As I looked through the list of public SaaS companies this morning, I read their forward multiples. ZScaler: 23.1x; Okta: 21.8x; Veeva: 18.8x; Coupa: 18.6x; Shopify: 17.0x. Those multiples are calculated by dividing the enterprise value today by its projected future revenue of the company. But what do they mean? What do they imply?
First, we need to set some context. There are two kinds of companies: those valued on growth and those valued on profits. All of the companies mentioned above and the vast majority of startups are valued on growth. That’s because most of the value creation of the business is yet to occur. Companies valued on profits typically grow at rates of -15% to 15% annually are likely to be valued on profits, typically EBITDA.
Since high growth companies are valued for their future potential rather that current profits, growth rate is the predominant driver of valuation (highest correlation). In other words, growth companies are valued on their future revenues, also called forward or NTM revenue for Next Twelve Months revenues.
To estimate a business’ value, we need two numbers. The revenue and the multiple. For a startup to increase its value, it must grow revenues or the market must increase its multiple. Multiples may increase for many reasons. Better efficiency, good stock market conditions, belief in the management team, net dollar retention, etc.
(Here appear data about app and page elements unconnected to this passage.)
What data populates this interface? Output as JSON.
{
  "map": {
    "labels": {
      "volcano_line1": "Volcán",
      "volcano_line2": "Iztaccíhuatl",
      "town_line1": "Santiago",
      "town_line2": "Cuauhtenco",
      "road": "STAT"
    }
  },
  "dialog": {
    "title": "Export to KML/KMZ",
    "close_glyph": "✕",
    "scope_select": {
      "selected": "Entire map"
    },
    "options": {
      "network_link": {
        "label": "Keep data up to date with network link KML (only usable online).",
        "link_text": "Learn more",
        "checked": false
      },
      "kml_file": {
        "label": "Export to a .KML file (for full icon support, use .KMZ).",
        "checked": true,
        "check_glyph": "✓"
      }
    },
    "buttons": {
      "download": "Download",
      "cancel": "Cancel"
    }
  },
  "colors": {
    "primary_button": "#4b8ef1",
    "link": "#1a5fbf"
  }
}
I’ve been tracking forward revenue multiples for SaaS companies over the past 17 years or so. The median across all businesses is about 5.5x and the top quartile was around 9x. Today, we’re at elevated levels approaching a 10x median. The top quartile trade at 20x forward.
Now let’s talk about what the multiple implies. Assume we have a company generating $200M in revenue, growing at 50%, then 45%, then 40%, then 35%. The revenue ramp will be $200M, $300M, $435M, $609M and $822M. How much is this business worth?
If we were using the historical median, it would be worth $300M x 9 or $2.7B. Using today’s multiples, it’s worth $300M x 20 or $6.0B. Those figures assume the company will execute its plan for the next year: one year of “perfect execution.” If it underperforms, the multiple will fall. If it outperforms, the multiple may increase.
Another thought experiment: Suppose you believe the stock market today is going to revert to the mean. That means the top quartile multiple falls to the historical top quartile multiple of 9x. The value of our business will compress to $2.7B this year.
And to be worth $6B+ , the company would need to execute perfectly for the next three years. It would need to trade on $822M in forward revenue at a 9x multiple, and it would trade that way in three years, when it generates $609M in revenue.
If an investor believes the long term historical median is the right multiple to value a business, then today’s valuations price in a lot of risk: three years of perfect execution. If on the other hand, you believe SaaS companies should trade higher than historical averages, and they are correctly priced, then you are assuming one year of risk. How much risk an investor assumes, that’s all up to them!
So what does the multiple imply? How many years and months an investor of perfect execution an investor is willing to believe.
 When a startup so IPOs, some are quick critique the business’ lack of profits. If the business is growing quickly - 30% or more - profits matter less. A business growing 50% per year will grow to 2.25x in two years. Investors wager those profits will come as the business matures. Of course, a credible path to profitability is important to ensure the business is viable long term.
Perfect execution: by this I mean the company hitting its plan. Most public companies have internal plans and street plans, and significant margin for error between them.